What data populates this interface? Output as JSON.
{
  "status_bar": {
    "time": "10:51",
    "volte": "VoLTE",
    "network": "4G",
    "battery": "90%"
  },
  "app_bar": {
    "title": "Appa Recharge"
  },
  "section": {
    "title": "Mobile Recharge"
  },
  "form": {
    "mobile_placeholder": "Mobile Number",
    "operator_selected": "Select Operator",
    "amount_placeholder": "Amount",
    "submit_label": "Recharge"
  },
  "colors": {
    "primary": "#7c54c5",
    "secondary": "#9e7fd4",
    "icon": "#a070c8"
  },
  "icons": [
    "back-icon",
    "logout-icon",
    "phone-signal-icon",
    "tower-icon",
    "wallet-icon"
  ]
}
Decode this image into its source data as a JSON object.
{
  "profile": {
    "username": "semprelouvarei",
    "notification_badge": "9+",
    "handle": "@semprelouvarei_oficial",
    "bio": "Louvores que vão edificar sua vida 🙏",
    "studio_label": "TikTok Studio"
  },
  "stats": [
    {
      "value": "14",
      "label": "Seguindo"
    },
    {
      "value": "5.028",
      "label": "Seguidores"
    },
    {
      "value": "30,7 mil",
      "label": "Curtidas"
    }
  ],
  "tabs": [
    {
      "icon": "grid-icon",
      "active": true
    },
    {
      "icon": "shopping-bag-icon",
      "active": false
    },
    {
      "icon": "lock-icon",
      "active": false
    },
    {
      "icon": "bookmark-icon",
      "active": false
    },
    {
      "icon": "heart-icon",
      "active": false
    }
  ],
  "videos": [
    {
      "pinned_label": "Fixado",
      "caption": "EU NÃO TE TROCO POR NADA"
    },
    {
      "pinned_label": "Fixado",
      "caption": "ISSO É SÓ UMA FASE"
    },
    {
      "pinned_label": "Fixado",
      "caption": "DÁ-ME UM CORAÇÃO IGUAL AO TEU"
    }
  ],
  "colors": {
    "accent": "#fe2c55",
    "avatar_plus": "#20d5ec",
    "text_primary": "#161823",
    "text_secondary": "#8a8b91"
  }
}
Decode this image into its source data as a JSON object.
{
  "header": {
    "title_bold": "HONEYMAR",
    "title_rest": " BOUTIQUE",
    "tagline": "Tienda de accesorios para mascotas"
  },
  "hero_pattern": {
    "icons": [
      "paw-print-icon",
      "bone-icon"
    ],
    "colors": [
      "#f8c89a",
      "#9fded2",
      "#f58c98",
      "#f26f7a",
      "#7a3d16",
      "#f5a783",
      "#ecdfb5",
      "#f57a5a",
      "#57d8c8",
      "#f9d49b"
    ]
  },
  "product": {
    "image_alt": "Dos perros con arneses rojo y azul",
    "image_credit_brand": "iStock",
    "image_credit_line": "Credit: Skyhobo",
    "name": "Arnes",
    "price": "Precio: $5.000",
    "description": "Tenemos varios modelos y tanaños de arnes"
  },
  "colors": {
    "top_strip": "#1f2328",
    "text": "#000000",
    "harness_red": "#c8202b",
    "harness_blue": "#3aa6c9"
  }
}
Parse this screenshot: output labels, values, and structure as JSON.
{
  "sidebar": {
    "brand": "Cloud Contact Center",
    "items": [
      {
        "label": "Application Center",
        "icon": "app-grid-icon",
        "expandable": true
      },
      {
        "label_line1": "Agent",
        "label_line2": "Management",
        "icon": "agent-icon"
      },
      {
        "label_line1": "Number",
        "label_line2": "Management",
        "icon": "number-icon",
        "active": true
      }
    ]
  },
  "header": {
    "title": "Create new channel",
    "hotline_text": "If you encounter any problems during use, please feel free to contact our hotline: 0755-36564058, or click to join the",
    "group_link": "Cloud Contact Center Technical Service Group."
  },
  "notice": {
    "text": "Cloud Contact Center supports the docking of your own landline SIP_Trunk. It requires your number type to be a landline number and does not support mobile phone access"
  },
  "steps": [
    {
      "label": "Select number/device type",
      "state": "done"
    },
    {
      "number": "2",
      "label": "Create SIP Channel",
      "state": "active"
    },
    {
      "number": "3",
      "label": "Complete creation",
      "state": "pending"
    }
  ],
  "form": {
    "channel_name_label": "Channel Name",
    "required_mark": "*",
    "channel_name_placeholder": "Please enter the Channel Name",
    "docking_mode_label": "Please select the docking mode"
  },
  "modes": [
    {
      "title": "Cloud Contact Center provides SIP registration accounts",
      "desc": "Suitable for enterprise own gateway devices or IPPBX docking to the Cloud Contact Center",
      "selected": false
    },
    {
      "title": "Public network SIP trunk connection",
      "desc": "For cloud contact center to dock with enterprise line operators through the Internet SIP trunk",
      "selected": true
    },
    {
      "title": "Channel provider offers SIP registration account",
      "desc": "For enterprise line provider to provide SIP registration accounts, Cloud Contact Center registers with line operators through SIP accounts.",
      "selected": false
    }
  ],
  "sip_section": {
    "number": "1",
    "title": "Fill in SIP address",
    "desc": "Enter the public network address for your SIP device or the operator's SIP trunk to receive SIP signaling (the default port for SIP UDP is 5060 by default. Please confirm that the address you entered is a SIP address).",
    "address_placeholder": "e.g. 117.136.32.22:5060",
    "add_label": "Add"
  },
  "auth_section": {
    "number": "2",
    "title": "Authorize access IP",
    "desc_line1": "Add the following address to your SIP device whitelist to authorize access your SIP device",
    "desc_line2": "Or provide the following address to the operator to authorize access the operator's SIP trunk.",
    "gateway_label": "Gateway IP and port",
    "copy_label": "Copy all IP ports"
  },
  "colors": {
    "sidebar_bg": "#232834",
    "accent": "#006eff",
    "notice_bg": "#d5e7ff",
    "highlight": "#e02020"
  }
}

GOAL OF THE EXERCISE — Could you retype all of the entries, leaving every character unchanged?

SOLUTION TO THIS TASK —
What data populates this interface? Output as JSON.
{
  "status_bar": {
    "time": "10:51",
    "volte": "VoLTE",
    "network": "4G",
    "battery": "90%"
  },
  "app_bar": {
    "title": "Appa Recharge"
  },
  "section": {
    "title": "Mobile Recharge"
  },
  "form": {
    "mobile_placeholder": "Mobile Number",
    "operator_selected": "Select Operator",
    "amount_placeholder": "Amount",
    "submit_label": "Recharge"
  },
  "colors": {
    "primary": "#7c54c5",
    "secondary": "#9e7fd4",
    "icon": "#a070c8"
  },
  "icons": [
    "back-icon",
    "logout-icon",
    "phone-signal-icon",
    "tower-icon",
    "wallet-icon"
  ]
}
Decode this image into its source data as a JSON object.
{
  "profile": {
    "username": "semprelouvarei",
    "notification_badge": "9+",
    "handle": "@semprelouvarei_oficial",
    "bio": "Louvores que vão edificar sua vida 🙏",
    "studio_label": "TikTok Studio"
  },
  "stats": [
    {
      "value": "14",
      "label": "Seguindo"
    },
    {
      "value": "5.028",
      "label": "Seguidores"
    },
    {
      "value": "30,7 mil",
      "label": "Curtidas"
    }
  ],
  "tabs": [
    {
      "icon": "grid-icon",
      "active": true
    },
    {
      "icon": "shopping-bag-icon",
      "active": false
    },
    {
      "icon": "lock-icon",
      "active": false
    },
    {
      "icon": "bookmark-icon",
      "active": false
    },
    {
      "icon": "heart-icon",
      "active": false
    }
  ],
  "videos": [
    {
      "pinned_label": "Fixado",
      "caption": "EU NÃO TE TROCO POR NADA"
    },
    {
      "pinned_label": "Fixado",
      "caption": "ISSO É SÓ UMA FASE"
    },
    {
      "pinned_label": "Fixado",
      "caption": "DÁ-ME UM CORAÇÃO IGUAL AO TEU"
    }
  ],
  "colors": {
    "accent": "#fe2c55",
    "avatar_plus": "#20d5ec",
    "text_primary": "#161823",
    "text_secondary": "#8a8b91"
  }
}
Decode this image into its source data as a JSON object.
{
  "header": {
    "title_bold": "HONEYMAR",
    "title_rest": " BOUTIQUE",
    "tagline": "Tienda de accesorios para mascotas"
  },
  "hero_pattern": {
    "icons": [
      "paw-print-icon",
      "bone-icon"
    ],
    "colors": [
      "#f8c89a",
      "#9fded2",
      "#f58c98",
      "#f26f7a",
      "#7a3d16",
      "#f5a783",
      "#ecdfb5",
      "#f57a5a",
      "#57d8c8",
      "#f9d49b"
    ]
  },
  "product": {
    "image_alt": "Dos perros con arneses rojo y azul",
    "image_credit_brand": "iStock",
    "image_credit_line": "Credit: Skyhobo",
    "name": "Arnes",
    "price": "Precio: $5.000",
    "description": "Tenemos varios modelos y tanaños de arnes"
  },
  "colors": {
    "top_strip": "#1f2328",
    "text": "#000000",
    "harness_red": "#c8202b",
    "harness_blue": "#3aa6c9"
  }
}
Parse this screenshot: output labels, values, and structure as JSON.
{
  "sidebar": {
    "brand": "Cloud Contact Center",
    "items": [
      {
        "label": "Application Center",
        "icon": "app-grid-icon",
        "expandable": true
      },
      {
        "label_line1": "Agent",
        "label_line2": "Management",
        "icon": "agent-icon"
      },
      {
        "label_line1": "Number",
        "label_line2": "Management",
        "icon": "number-icon",
        "active": true
      }
    ]
  },
  "header": {
    "title": "Create new channel",
    "hotline_text": "If you encounter any problems during use, please feel free to contact our hotline: 0755-36564058, or click to join the",
    "group_link": "Cloud Contact Center Technical Service Group."
  },
  "notice": {
    "text": "Cloud Contact Center supports the docking of your own landline SIP_Trunk. It requires your number type to be a landline number and does not support mobile phone access"
  },
  "steps": [
    {
      "label": "Select number/device type",
      "state": "done"
    },
    {
      "number": "2",
      "label": "Create SIP Channel",
      "state": "active"
    },
    {
      "number": "3",
      "label": "Complete creation",
      "state": "pending"
    }
  ],
  "form": {
    "channel_name_label": "Channel Name",
    "required_mark": "*",
    "channel_name_placeholder": "Please enter the Channel Name",
    "docking_mode_label": "Please select the docking mode"
  },
  "modes": [
    {
      "title": "Cloud Contact Center provides SIP registration accounts",
      "desc": "Suitable for enterprise own gateway devices or IPPBX docking to the Cloud Contact Center",
      "selected": false
    },
    {
      "title": "Public network SIP trunk connection",
      "desc": "For cloud contact center to dock with enterprise line operators through the Internet SIP trunk",
      "selected": true
    },
    {
      "title": "Channel provider offers SIP registration account",
      "desc": "For enterprise line provider to provide SIP registration accounts, Cloud Contact Center registers with line operators through SIP accounts.",
      "selected": false
    }
  ],
  "sip_section": {
    "number": "1",
    "title": "Fill in SIP address",
    "desc": "Enter the public network address for your SIP device or the operator's SIP trunk to receive SIP signaling (the default port for SIP UDP is 5060 by default. Please confirm that the address you entered is a SIP address).",
    "address_placeholder": "e.g. 117.136.32.22:5060",
    "add_label": "Add"
  },
  "auth_section": {
    "number": "2",
    "title": "Authorize access IP",
    "desc_line1": "Add the following address to your SIP device whitelist to authorize access your SIP device",
    "desc_line2": "Or provide the following address to the operator to authorize access the operator's SIP trunk.",
    "gateway_label": "Gateway IP and port",
    "copy_label": "Copy all IP ports"
  },
  "colors": {
    "sidebar_bg": "#232834",
    "accent": "#006eff",
    "notice_bg": "#d5e7ff",
    "highlight": "#e02020"
  }
}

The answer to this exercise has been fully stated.